Growing government restrictions on journalists' access to information have contributed to the decline of Hong Kong's free press, says a United States report on press freedom.
The report by US social concern group Freedom House ranked the city 72nd in press freedom, down from last year's 71st and 2011's 70th place.
The survey covered 197 countries and territories, ranking each and rating them as either "free", "partly free" or "not free".
Hong Kong retained its status since 2009 as "partly free", but China as a whole, which ranked 179th, was rated "not free".
"[The decline of Hong Kong's rating] reflects growing government restrictions on journalists' access to information [and] several violent and technical attacks against reporters, websites and media entities," Freedom House said.
Beijing's efforts to influence media production in the city had intensified, it said, and these touched on internal Hong Kong politics, marking a departure from past trends in which pressure was primarily put only on reports touching on politically sensitive issues on the mainland.
The group said apart from Hong Kong, press freedom in other areas in the Asia-Pacific region, such as the Maldives, Nepal and Sri Lanka, also deteriorated.
Journalists Association chairwoman Mak Yin-ting agreed that press freedom in the city was decreasing. "The report made us uncomfortable ... [Chief Executive] Leung Chun-ying, as a chief executive candidate last year, signed the association's press freedom charter. He also promised to push for legislation for journalist's access to information, but he didn't talk about it after he was elected," she said.

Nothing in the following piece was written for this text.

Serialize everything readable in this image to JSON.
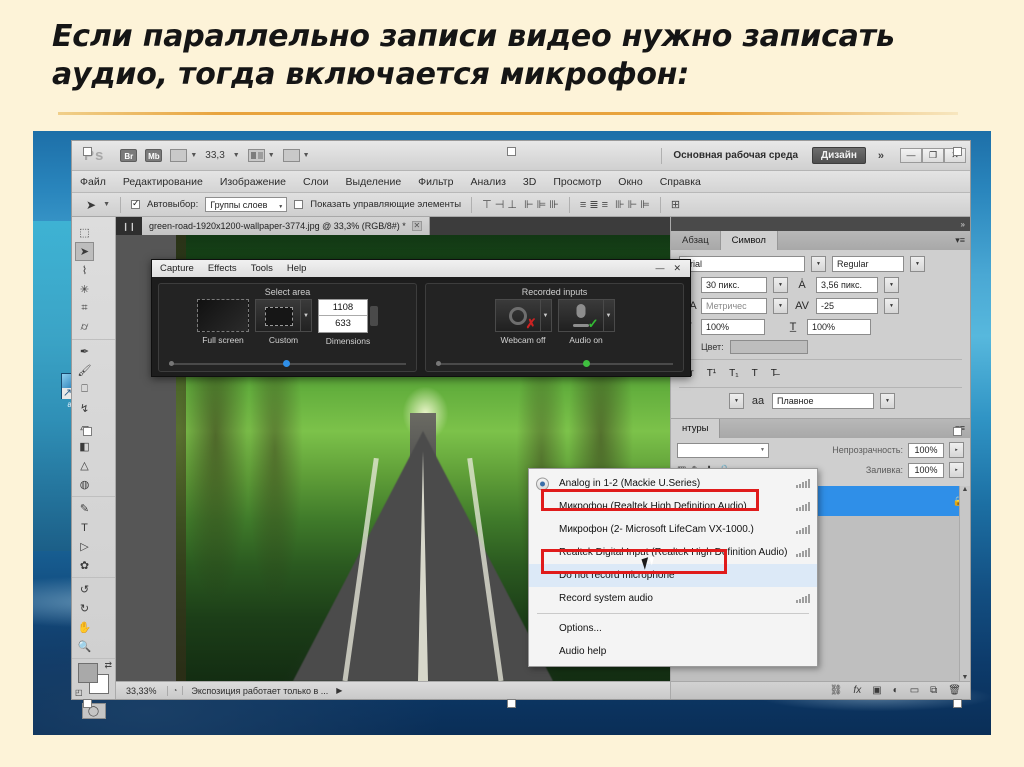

Norway and Sweden were ranked first and second, respectively. The US was 26th and Britain, 34th. Singapore, rated "not free", was ranked 156th, after Afghanistan, Iraq and Qatar.